But arguing that SEO isn't everything does not mean that legal bloggers for law firms do not need to consider at all the SEO.  They do.  It simply must be balanced.  And the good news is that as Google (and other search engines) clarify and refine their search engine algorithms, they are striving to make the more technical or abnormal details less relevant.  In other words, they are working to make basic, common sense writing and content-adding the ideal.

The Search Engine Land story summarizes most of the main point on their post, and it's worth reviewing for those who enjoy delving into the more specifics of the issues.  This includes expansion of the "Panda" and "Penguin" updates, rejection of extreme "link networks," and an attack on "paid links."

The summary lesson, however, was clear: "The purpose of all these changes is to reduce the number of webmasters doing black hat spam tactics from showing up, while giving smaller businesses that are more white hat the chances to rank better."

This is good news for all small to medium size law firms who are working diligently to improve their online presence while adding interesting material to the web.  By commenting on cases, explaining legal developments, and identifying how basic legal principles may apply to news events, even the smallest law firms can thrive in the new and improved world of SEO.

The full video can be found below:

Monday, May 6, 2013

New ABA Opinion on Judge's Social Media Use

Social media continues to penetrate the legal world even deeper.  In fact, more and more judges are getting in on the action, requiring expansion of ethics and professional responsibility rules.  Some jurists, a la Posner, have been fully immersed in social networking for years.  But more and more are now taking the plunge.

In late February, the ABA Standing Committee on Ethics and Responsibility issued Formal Opinion 462 - Judge's Use of Electronic Social Networking Media.

The opinion notes "Social interactions of all kinds, including ESM [Electronic Social Media], can be beneficial to judges to prevent them from being thought of as isolated or out of touch." (Take note attorneys who still do not have a legal blog).

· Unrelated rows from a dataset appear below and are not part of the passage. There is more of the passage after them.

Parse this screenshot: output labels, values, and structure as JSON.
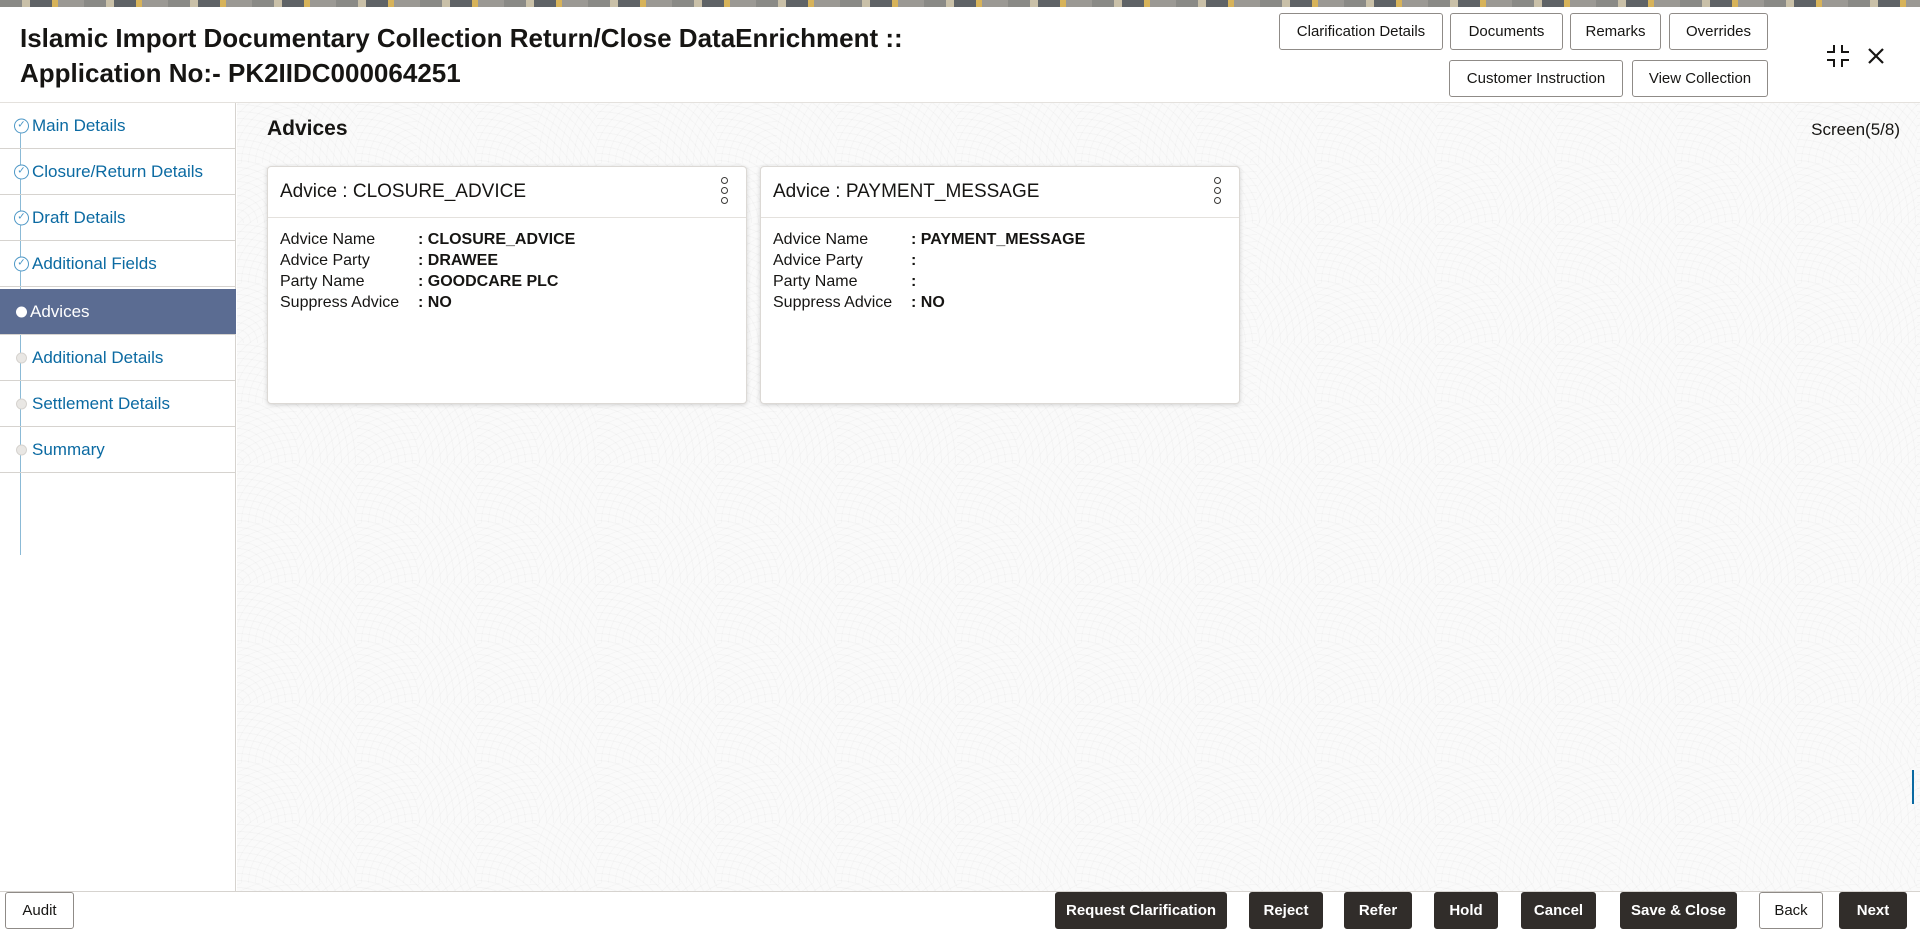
{
  "header": {
    "title": "Islamic Import Documentary Collection Return/Close DataEnrichment :: Application No:- PK2IIDC000064251",
    "buttons": {
      "clarification_details": "Clarification Details",
      "documents": "Documents",
      "remarks": "Remarks",
      "overrides": "Overrides",
      "customer_instruction": "Customer Instruction",
      "view_collection": "View Collection"
    },
    "icons": {
      "minimize": "minimize-icon",
      "close": "close-icon"
    }
  },
  "sidebar": {
    "items": [
      {
        "label": "Main Details",
        "state": "completed"
      },
      {
        "label": "Closure/Return Details",
        "state": "completed"
      },
      {
        "label": "Draft Details",
        "state": "completed"
      },
      {
        "label": "Additional Fields",
        "state": "completed"
      },
      {
        "label": "Advices",
        "state": "active"
      },
      {
        "label": "Additional Details",
        "state": "pending"
      },
      {
        "label": "Settlement Details",
        "state": "pending"
      },
      {
        "label": "Summary",
        "state": "pending"
      }
    ]
  },
  "main": {
    "section_title": "Advices",
    "screen_indicator": "Screen(5/8)",
    "cards": [
      {
        "title": "Advice : CLOSURE_ADVICE",
        "rows": [
          {
            "label": "Advice Name",
            "value": ": CLOSURE_ADVICE"
          },
          {
            "label": "Advice Party",
            "value": ": DRAWEE"
          },
          {
            "label": "Party Name",
            "value": ": GOODCARE PLC"
          },
          {
            "label": "Suppress Advice",
            "value": ": NO"
          }
        ]
      },
      {
        "title": "Advice : PAYMENT_MESSAGE",
        "rows": [
          {
            "label": "Advice Name",
            "value": ": PAYMENT_MESSAGE"
          },
          {
            "label": "Advice Party",
            "value": ":"
          },
          {
            "label": "Party Name",
            "value": ":"
          },
          {
            "label": "Suppress Advice",
            "value": ": NO"
          }
        ]
      }
    ]
  },
  "footer": {
    "audit": "Audit",
    "request_clarification": "Request Clarification",
    "reject": "Reject",
    "refer": "Refer",
    "hold": "Hold",
    "cancel": "Cancel",
    "save_close": "Save & Close",
    "back": "Back",
    "next": "Next"
  },
  "colors": {
    "active_nav": "#5b6c92",
    "link": "#0b6aa2",
    "dark_button": "#312d2a"
  }
}
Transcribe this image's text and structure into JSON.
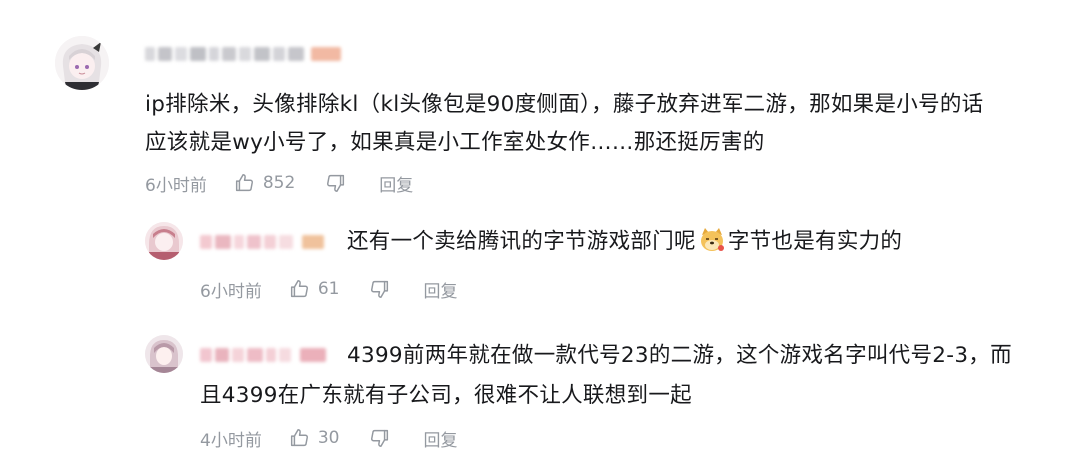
{
  "comments": [
    {
      "text_lines": [
        "ip排除米，头像排除kl（kl头像包是90度侧面），藤子放弃进军二游，那如果是小号的话",
        "应该就是wy小号了，如果真是小工作室处女作……那还挺厉害的"
      ],
      "time": "6小时前",
      "likes": "852",
      "reply_label": "回复"
    }
  ],
  "replies": [
    {
      "text_before_emoji": "还有一个卖给腾讯的字节游戏部门呢",
      "emoji_icon": "doge-emoji-icon",
      "text_after_emoji": "字节也是有实力的",
      "time": "6小时前",
      "likes": "61",
      "reply_label": "回复"
    },
    {
      "text_lines": [
        "4399前两年就在做一款代号23的二游，这个游戏名字叫代号2-3，而",
        "且4399在广东就有子公司，很难不让人联想到一起"
      ],
      "time": "4小时前",
      "likes": "30",
      "reply_label": "回复"
    }
  ],
  "colors": {
    "text": "#18191c",
    "meta": "#9499a0",
    "background": "#ffffff"
  }
}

The points of caution are two-fold in the opinion: (1) Judges need to avoid anything that undermines (in truth or appearance) impartiality, independence, or integrity; (2) Judges must assume that all material produced online will be public (even beyond a circle of friends or contacts).

You know things are getting serious when judge's finally take the leap.  Takeaway: If you are an attorney who is still not investing in social media efforts, you're quickly getting left in antiquity.

Blogging & Social Media Rules for Attorneys
Of course attorneys have been immersed in the social media world for longer than most judges.  And as advocates for individual clients and perspectives, it is easier to envision a crucial role for legal blogs for barristers as compared to neutral judges.

Much has already been written about the intersection of professional responsibility rules and lawyer use of blogs, Facebook, Twitter, and more.  The truth, however, is that considering the huge role that online material and commentary plays for most firms, there have not been a mountain of problems.  Some attorneys are cautious by nature, but it is an exaggeration to believe that one has to handle online contact as if one was walking through a minefield.

Instead, the basic ethical rules can be met by following common sense protocols of honesty and fairness.

* Don't lie about anyone or anything.
* Don't go overboard with emotion in any post
* Don't accuse others of criminal activity.
* Don't engage in personal attacks.
* Don't pretend to represent any entity or governmental body.
* Don't guarantee any results for prospective clients.
* Don't violate any confidentiality agreements.

That is kind of it.  As a quick glance verifies, these rules should permeate all legal careers--both online and offline.

The social media landscape is still somewhat new in the grand scheme of the legal profession.  But those worried about investing more fully in resources like social media sites and legal blog writing should not hold off because of misconceptions about ethical and professional responsibility limits.  So long as common sense decency and honesty is following in the production of all material with the firm's name attached, things should be fine.